Back to square one. Who’s to gain from this?
The IETF meeting came and went. Cisco pulled up a rabbit in the form of openH264, and the result was more delay. We’re now all back to square one, with no decision to be made.
On the table are two options: VP8 and H.264.
Same as last year.
What’s at stake? Royalty free versus the size of the ecosystem.
We’re still looking at the same diagram, with little change to it:
H.264 now has the emperor’s new clothes that indicate it is “free”, courtesy of Cisco. That freedom, as all magic as we all know, comes with a price dearie.
The price for this freedom?
- Continuing on the H.265 track, which will definitely be royalty bearing
- Dealing with the hassles of getting such an “accommodation” to work for iOS apps and server side deployments
- Keeping MPEG-LA alive and kicking. And dominant
Then there’s VP8. With Nexus 5 reportedly supporting it, which places Qualcomm as a dominant chipset with VP8 support. But not much more. And the install base is still dismally small if you start talking of all the stupid legacy set-top boxes people have at homes (those that don’t even have the ability to connect to a camera, mind you).
Indecision in this case isn’t good for the H.264 camp. The way I see it, it will lose the hegemony of whining about interoperability and using the excuse of ecosystem supporting VP8 – chipsets and other vendors that breathe life into a codec.
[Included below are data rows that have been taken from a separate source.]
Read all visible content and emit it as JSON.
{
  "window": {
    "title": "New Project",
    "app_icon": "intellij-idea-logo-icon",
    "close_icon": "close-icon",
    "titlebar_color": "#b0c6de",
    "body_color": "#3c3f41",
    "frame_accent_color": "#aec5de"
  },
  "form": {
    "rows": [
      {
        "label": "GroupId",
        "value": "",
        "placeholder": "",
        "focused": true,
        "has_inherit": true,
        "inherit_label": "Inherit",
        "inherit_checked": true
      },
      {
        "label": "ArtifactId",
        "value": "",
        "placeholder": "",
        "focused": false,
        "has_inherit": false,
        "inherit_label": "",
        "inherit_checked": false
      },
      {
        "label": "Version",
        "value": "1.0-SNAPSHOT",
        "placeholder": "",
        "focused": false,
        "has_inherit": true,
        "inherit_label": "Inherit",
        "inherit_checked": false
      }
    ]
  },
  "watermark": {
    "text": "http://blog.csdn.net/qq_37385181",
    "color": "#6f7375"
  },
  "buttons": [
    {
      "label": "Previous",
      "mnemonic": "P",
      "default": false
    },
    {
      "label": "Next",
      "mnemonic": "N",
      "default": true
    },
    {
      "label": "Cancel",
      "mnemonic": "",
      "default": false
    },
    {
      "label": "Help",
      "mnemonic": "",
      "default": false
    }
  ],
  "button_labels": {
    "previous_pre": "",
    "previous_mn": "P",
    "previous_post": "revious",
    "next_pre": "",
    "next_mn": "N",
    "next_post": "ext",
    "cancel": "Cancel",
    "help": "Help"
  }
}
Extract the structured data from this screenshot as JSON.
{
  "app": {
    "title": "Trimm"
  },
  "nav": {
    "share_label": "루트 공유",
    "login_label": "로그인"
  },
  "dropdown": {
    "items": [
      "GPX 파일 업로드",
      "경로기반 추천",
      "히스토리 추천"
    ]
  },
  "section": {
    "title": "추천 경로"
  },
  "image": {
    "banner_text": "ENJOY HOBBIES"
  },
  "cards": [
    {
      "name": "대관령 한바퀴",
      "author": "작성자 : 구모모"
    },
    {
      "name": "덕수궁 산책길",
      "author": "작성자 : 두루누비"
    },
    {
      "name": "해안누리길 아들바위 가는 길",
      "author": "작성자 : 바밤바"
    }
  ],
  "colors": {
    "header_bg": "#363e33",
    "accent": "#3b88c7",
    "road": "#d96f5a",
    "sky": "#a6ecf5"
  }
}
The more time that passes, the more people get acquainted to VP8 and the more products that roll out supporting it.
The more time that passes, the less H.264 or VP8 will be interesting and the more H.265 and VP9 will become more relevant.
No decision is deciding that the de facto solution out there is going to win the day. And that’s whatever Chrome has to offer in the browser. Which is VP8.
- Google didn’t lose, but the stretch of time means more adoption
- Cisco won a front seat at the WebRTC decision making table
- Microsoft won more time to prepare Skype for a brave new world
- Apple? Who knows
- Who is the main loser? The consumers and vendors who want to focus on use cases and need to deal with the hassles of indecision.
It reminds me why I hate standardization processes so much.
Next week, I will be attending the WebRTC Conference and Expo in Santa Clara. If you are around there – come say hello.